Displacement lasers can be used to measure the peak displacement of a loudspeaker diaphragm at various power levels, frequencies or both. Did you know that SoundCheck can easily be configured to include a laser signal path? This makes it easy to correlate diaphragm displacement with electrical impedance and audio artifacts. Let’s take a look.

First, we create a Laser Signal Path in Calibration and once that’s done, a new calibrated device file for the instrument.  The sensitivity of most lasers is expressed in Volts per Millimeter and in this case, our laser’s sensitivity is 100 volts per millimeter.  After creating custom units, we can enter the sensitivity value, select a hardware channel and we’re ready to measure!

In this sequence, we’re using a stepped sine sweep starting at 1 kHz and ending at 20 Hz, and  we’re also simultaneously measuring the impedance and frequency response of our speaker under test.  The recorded time waveform from the laser can be analyzed just like any other waveform but there’s one additional post processing step required after analysis, converting the displacement level from RMS to peak.

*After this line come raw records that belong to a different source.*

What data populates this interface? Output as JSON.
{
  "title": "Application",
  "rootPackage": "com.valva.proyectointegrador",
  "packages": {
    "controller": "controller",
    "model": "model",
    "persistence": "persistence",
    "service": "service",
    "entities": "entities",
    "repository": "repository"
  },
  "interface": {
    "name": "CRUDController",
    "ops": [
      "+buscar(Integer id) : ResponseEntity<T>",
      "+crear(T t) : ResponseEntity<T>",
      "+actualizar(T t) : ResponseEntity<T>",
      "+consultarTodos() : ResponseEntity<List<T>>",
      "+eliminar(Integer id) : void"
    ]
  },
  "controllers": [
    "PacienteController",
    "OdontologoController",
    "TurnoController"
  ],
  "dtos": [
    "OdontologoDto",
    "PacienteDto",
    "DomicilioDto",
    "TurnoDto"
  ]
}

As you can see, configuring SoundCheck for laser measurements couldn’t be easier. The resulting data can be used to study the displacement of the speaker under test and can even be used in conjunction with other SoundCheck measurements to calculate more advanced metrics such as Thiele-Small parameters. You can learn more about advanced speaker measurements on our website, www.listeninc.com.